Please copy every line from the following entries in which the word "exam" appears.

* Given data *
__________________________________________________

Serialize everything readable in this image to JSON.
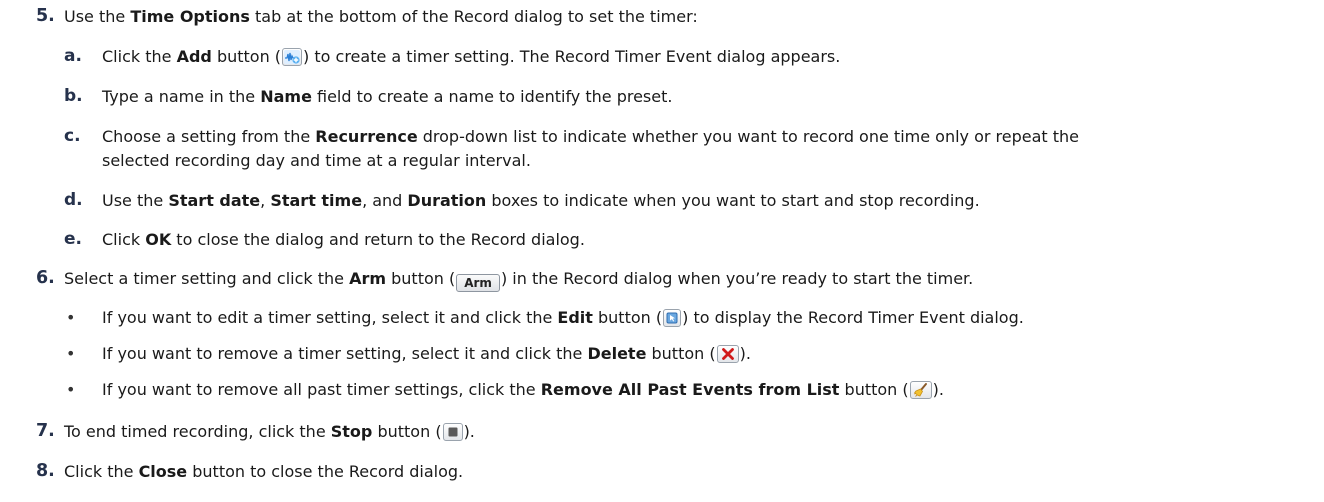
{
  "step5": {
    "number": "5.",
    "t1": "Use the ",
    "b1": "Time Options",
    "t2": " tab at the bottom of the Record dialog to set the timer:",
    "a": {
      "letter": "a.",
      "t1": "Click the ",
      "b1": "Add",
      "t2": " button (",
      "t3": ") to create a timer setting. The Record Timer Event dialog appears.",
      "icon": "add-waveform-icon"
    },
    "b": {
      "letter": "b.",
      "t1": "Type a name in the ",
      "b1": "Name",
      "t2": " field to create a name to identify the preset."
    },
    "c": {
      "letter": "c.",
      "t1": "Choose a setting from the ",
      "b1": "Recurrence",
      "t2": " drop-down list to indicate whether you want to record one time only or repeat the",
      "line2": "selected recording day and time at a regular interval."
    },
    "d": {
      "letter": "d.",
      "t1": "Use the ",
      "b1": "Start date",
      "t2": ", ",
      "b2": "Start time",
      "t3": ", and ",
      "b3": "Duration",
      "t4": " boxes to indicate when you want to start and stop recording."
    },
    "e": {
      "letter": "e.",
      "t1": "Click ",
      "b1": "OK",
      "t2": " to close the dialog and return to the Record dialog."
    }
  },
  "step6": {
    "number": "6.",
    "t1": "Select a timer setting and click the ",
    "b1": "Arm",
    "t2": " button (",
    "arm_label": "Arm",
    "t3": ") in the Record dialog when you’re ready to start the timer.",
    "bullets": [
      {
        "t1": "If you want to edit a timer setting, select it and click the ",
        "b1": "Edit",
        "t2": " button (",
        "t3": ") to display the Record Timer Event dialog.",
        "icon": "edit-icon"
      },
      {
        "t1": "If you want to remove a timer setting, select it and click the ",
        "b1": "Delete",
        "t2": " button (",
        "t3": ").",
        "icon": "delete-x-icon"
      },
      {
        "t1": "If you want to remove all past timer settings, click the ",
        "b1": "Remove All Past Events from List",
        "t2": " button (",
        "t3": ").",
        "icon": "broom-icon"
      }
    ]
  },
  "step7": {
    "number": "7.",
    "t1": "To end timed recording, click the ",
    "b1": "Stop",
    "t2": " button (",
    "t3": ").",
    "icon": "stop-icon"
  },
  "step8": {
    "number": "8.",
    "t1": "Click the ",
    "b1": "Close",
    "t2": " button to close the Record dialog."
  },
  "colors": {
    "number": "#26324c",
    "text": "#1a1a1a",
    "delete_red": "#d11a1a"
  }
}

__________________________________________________

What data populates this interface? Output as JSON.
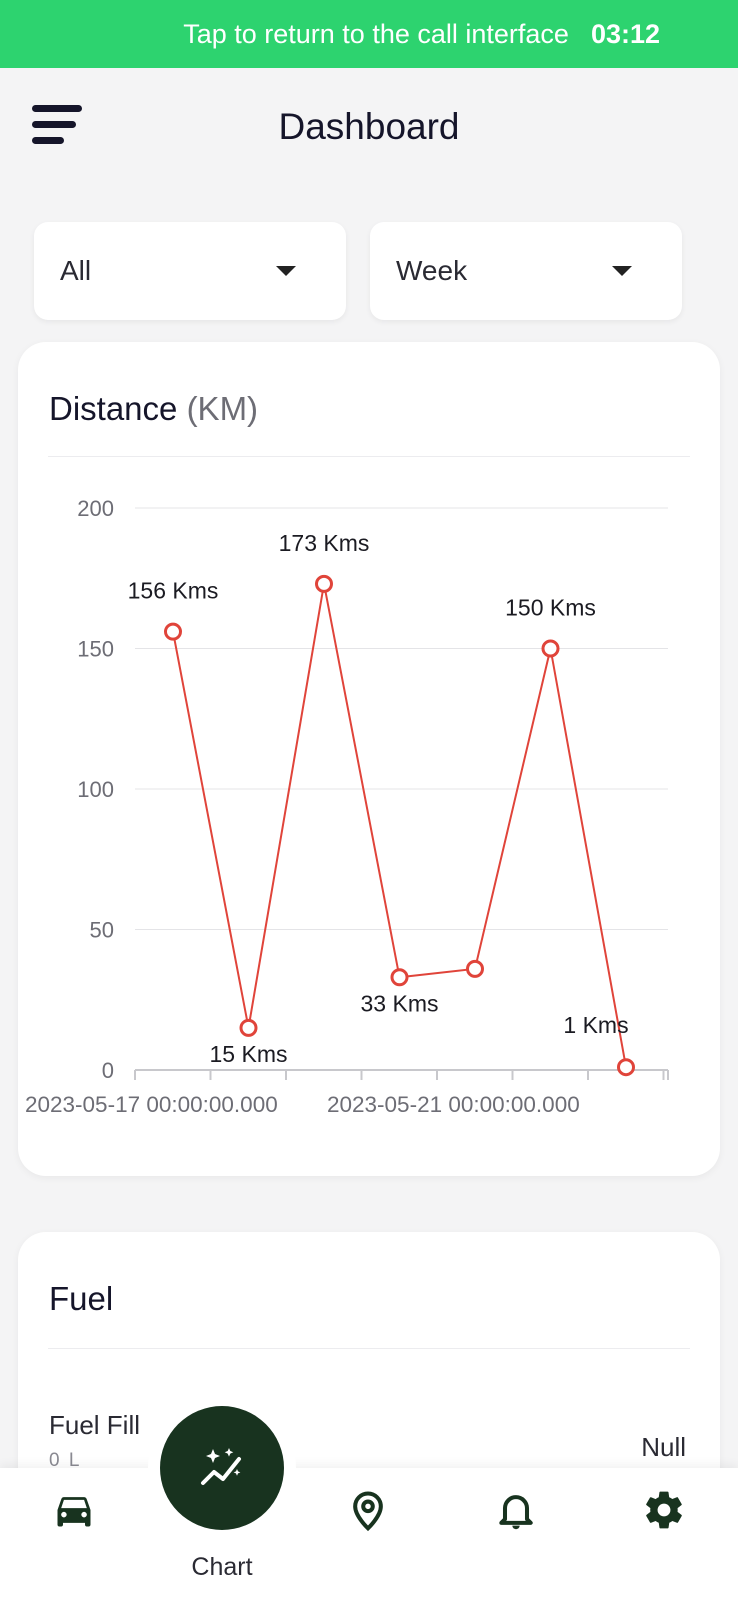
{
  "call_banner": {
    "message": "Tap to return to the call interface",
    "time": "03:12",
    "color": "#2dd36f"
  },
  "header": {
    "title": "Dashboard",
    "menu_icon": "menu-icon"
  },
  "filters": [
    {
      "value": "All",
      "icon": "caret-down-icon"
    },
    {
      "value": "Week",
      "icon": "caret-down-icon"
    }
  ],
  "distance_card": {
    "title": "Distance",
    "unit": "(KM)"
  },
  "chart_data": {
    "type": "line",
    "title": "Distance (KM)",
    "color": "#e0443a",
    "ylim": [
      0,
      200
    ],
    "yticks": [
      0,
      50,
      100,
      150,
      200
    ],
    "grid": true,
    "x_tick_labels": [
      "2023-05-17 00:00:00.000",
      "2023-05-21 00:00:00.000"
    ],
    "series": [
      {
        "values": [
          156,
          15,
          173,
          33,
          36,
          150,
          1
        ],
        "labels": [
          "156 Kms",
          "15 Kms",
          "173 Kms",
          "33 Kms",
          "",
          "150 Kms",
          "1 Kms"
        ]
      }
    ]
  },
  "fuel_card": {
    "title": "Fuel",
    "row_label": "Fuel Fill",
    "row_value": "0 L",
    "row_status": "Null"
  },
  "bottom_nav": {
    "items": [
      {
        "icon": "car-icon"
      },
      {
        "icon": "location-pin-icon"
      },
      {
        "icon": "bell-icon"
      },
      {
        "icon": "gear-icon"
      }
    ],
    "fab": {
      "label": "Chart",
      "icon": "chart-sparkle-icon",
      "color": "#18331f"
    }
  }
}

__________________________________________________

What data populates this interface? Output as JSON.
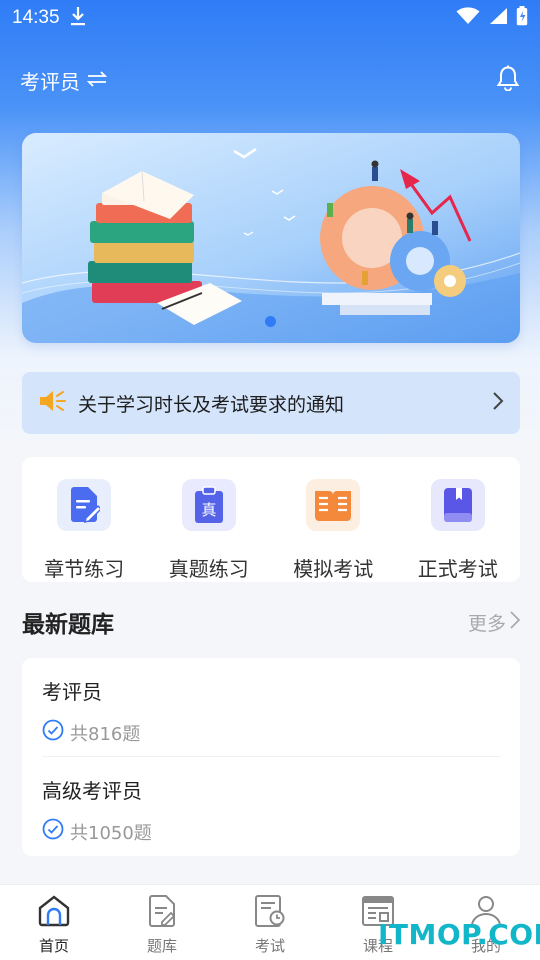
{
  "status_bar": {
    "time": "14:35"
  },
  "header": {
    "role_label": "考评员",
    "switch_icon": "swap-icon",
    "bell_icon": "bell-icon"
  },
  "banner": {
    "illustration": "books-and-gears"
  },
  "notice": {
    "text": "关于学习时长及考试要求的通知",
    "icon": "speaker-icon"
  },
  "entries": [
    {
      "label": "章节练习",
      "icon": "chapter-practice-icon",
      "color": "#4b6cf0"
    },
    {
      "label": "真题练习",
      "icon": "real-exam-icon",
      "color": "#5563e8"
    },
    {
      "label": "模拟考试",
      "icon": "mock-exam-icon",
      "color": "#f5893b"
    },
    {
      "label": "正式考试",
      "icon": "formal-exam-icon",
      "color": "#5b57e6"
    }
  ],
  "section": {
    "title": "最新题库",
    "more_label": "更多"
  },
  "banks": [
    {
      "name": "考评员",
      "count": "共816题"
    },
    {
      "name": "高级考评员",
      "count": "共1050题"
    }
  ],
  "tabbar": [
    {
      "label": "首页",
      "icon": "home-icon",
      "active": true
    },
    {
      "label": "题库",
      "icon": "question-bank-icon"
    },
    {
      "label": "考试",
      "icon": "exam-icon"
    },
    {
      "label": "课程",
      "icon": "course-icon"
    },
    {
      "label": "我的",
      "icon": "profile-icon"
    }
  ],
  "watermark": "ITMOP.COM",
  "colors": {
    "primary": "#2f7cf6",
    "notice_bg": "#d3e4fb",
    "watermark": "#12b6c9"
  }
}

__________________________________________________

* Solution below *
      "icon": "real-exam-icon",
      "icon": "mock-exam-icon",
      "icon": "formal-exam-icon",
      "icon": "exam-icon"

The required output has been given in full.